╭─ INPUT RECORDS
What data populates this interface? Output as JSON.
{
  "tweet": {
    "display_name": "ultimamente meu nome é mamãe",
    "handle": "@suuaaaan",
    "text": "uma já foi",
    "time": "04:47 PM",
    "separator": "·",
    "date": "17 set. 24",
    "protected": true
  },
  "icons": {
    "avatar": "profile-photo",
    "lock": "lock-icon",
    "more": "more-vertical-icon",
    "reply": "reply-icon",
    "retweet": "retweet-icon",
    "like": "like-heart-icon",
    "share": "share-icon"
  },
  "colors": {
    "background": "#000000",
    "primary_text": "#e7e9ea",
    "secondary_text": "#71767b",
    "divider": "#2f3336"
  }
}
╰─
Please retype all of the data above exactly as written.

What data populates this interface? Output as JSON.
{
  "tweet": {
    "display_name": "ultimamente meu nome é mamãe",
    "handle": "@suuaaaan",
    "text": "uma já foi",
    "time": "04:47 PM",
    "separator": "·",
    "date": "17 set. 24",
    "protected": true
  },
  "icons": {
    "avatar": "profile-photo",
    "lock": "lock-icon",
    "more": "more-vertical-icon",
    "reply": "reply-icon",
    "retweet": "retweet-icon",
    "like": "like-heart-icon",
    "share": "share-icon"
  },
  "colors": {
    "background": "#000000",
    "primary_text": "#e7e9ea",
    "secondary_text": "#71767b",
    "divider": "#2f3336"
  }
}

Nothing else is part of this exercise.